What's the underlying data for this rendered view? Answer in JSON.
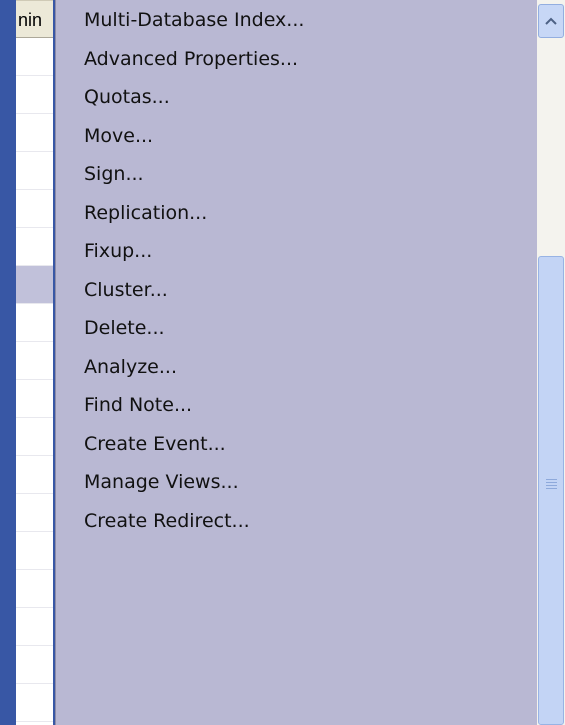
{
  "background_list": {
    "header_text": "nin",
    "selected_row_index": 6
  },
  "context_menu": {
    "items": [
      {
        "label": "Multi-Database Index..."
      },
      {
        "label": "Advanced Properties..."
      },
      {
        "label": "Quotas..."
      },
      {
        "label": "Move..."
      },
      {
        "label": "Sign..."
      },
      {
        "label": "Replication..."
      },
      {
        "label": "Fixup..."
      },
      {
        "label": "Cluster..."
      },
      {
        "label": "Delete..."
      },
      {
        "label": "Analyze..."
      },
      {
        "label": "Find Note..."
      },
      {
        "label": "Create Event..."
      },
      {
        "label": "Manage Views..."
      },
      {
        "label": "Create Redirect..."
      }
    ]
  },
  "scrollbar": {
    "up_icon": "chevron-up-icon",
    "grip_icon": "scroll-grip-icon"
  },
  "colors": {
    "desktop": "#3857a5",
    "menu_bg": "#b9b8d3",
    "selected_row": "#c1c1da"
  }
}
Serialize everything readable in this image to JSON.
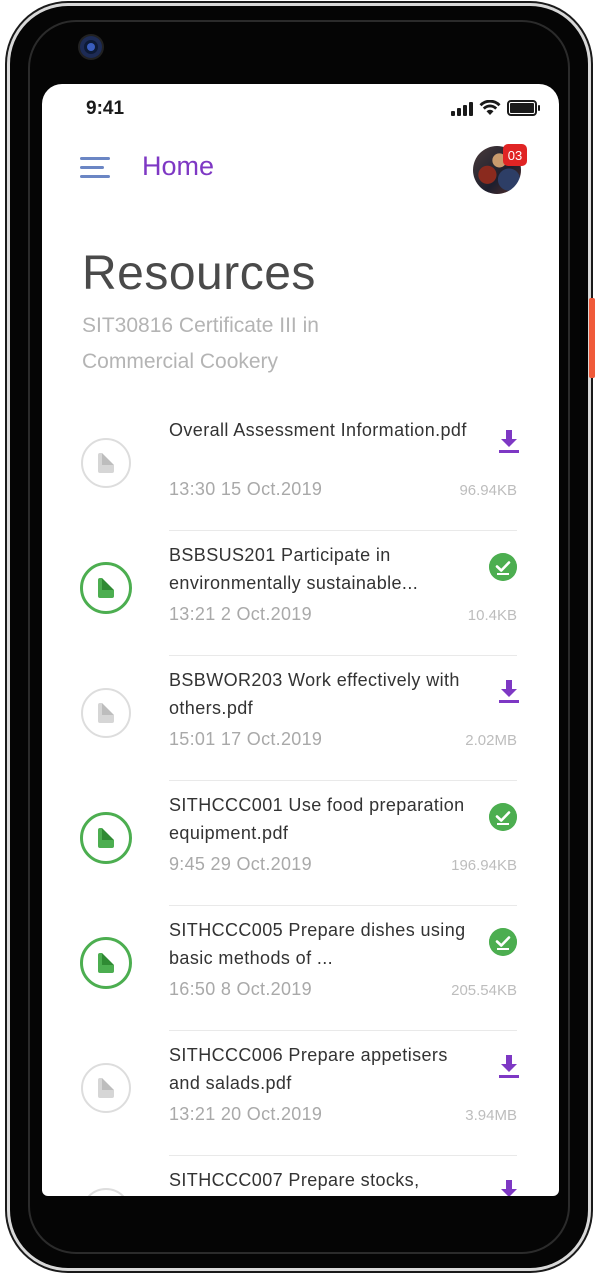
{
  "status_bar": {
    "time": "9:41"
  },
  "header": {
    "title": "Home",
    "notification_count": "03"
  },
  "page": {
    "title": "Resources",
    "subtitle": "SIT30816 Certificate III in Commercial Cookery"
  },
  "resources": [
    {
      "name": "Overall Assessment Information.pdf",
      "time": "13:30 15 Oct.2019",
      "size": "96.94KB",
      "status": "download"
    },
    {
      "name": "BSBSUS201 Participate in environmentally sustainable...",
      "time": "13:21 2 Oct.2019",
      "size": "10.4KB",
      "status": "downloaded"
    },
    {
      "name": "BSBWOR203 Work effectively with others.pdf",
      "time": "15:01 17 Oct.2019",
      "size": "2.02MB",
      "status": "download"
    },
    {
      "name": "SITHCCC001 Use food preparation equipment.pdf",
      "time": "9:45 29 Oct.2019",
      "size": "196.94KB",
      "status": "downloaded"
    },
    {
      "name": "SITHCCC005 Prepare dishes using basic methods of ...",
      "time": "16:50 8 Oct.2019",
      "size": "205.54KB",
      "status": "downloaded"
    },
    {
      "name": "SITHCCC006 Prepare appetisers and salads.pdf",
      "time": "13:21 20 Oct.2019",
      "size": "3.94MB",
      "status": "download"
    },
    {
      "name": "SITHCCC007 Prepare stocks,",
      "time": "",
      "size": "",
      "status": "download"
    }
  ],
  "colors": {
    "accent": "#7e38c4",
    "success": "#4cae50",
    "badge": "#e02424",
    "menu_icon": "#6b86c4"
  },
  "icons": {
    "menu": "hamburger-menu-icon",
    "download": "download-icon",
    "downloaded": "check-circle-icon",
    "file": "document-icon"
  }
}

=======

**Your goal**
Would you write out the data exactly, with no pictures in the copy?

**Your solution**
What's the underlying data for this rendered view? Answer in JSON.
{
  "background_list": {
    "header_text": "nin",
    "selected_row_index": 6
  },
  "context_menu": {
    "items": [
      {
        "label": "Multi-Database Index..."
      },
      {
        "label": "Advanced Properties..."
      },
      {
        "label": "Quotas..."
      },
      {
        "label": "Move..."
      },
      {
        "label": "Sign..."
      },
      {
        "label": "Replication..."
      },
      {
        "label": "Fixup..."
      },
      {
        "label": "Cluster..."
      },
      {
        "label": "Delete..."
      },
      {
        "label": "Analyze..."
      },
      {
        "label": "Find Note..."
      },
      {
        "label": "Create Event..."
      },
      {
        "label": "Manage Views..."
      },
      {
        "label": "Create Redirect..."
      }
    ]
  },
  "scrollbar": {
    "up_icon": "chevron-up-icon",
    "grip_icon": "scroll-grip-icon"
  },
  "colors": {
    "desktop": "#3857a5",
    "menu_bg": "#b9b8d3",
    "selected_row": "#c1c1da"
  }
}
Serialize everything readable in this image to JSON.
{
  "status_bar": {
    "time": "9:41"
  },
  "header": {
    "title": "Home",
    "notification_count": "03"
  },
  "page": {
    "title": "Resources",
    "subtitle": "SIT30816 Certificate III in Commercial Cookery"
  },
  "resources": [
    {
      "name": "Overall Assessment Information.pdf",
      "time": "13:30 15 Oct.2019",
      "size": "96.94KB",
      "status": "download"
    },
    {
      "name": "BSBSUS201 Participate in environmentally sustainable...",
      "time": "13:21 2 Oct.2019",
      "size": "10.4KB",
      "status": "downloaded"
    },
    {
      "name": "BSBWOR203 Work effectively with others.pdf",
      "time": "15:01 17 Oct.2019",
      "size": "2.02MB",
      "status": "download"
    },
    {
      "name": "SITHCCC001 Use food preparation equipment.pdf",
      "time": "9:45 29 Oct.2019",
      "size": "196.94KB",
      "status": "downloaded"
    },
    {
      "name": "SITHCCC005 Prepare dishes using basic methods of ...",
      "time": "16:50 8 Oct.2019",
      "size": "205.54KB",
      "status": "downloaded"
    },
    {
      "name": "SITHCCC006 Prepare appetisers and salads.pdf",
      "time": "13:21 20 Oct.2019",
      "size": "3.94MB",
      "status": "download"
    },
    {
      "name": "SITHCCC007 Prepare stocks,",
      "time": "",
      "size": "",
      "status": "download"
    }
  ],
  "colors": {
    "accent": "#7e38c4",
    "success": "#4cae50",
    "badge": "#e02424",
    "menu_icon": "#6b86c4"
  },
  "icons": {
    "menu": "hamburger-menu-icon",
    "download": "download-icon",
    "downloaded": "check-circle-icon",
    "file": "document-icon"
  }
}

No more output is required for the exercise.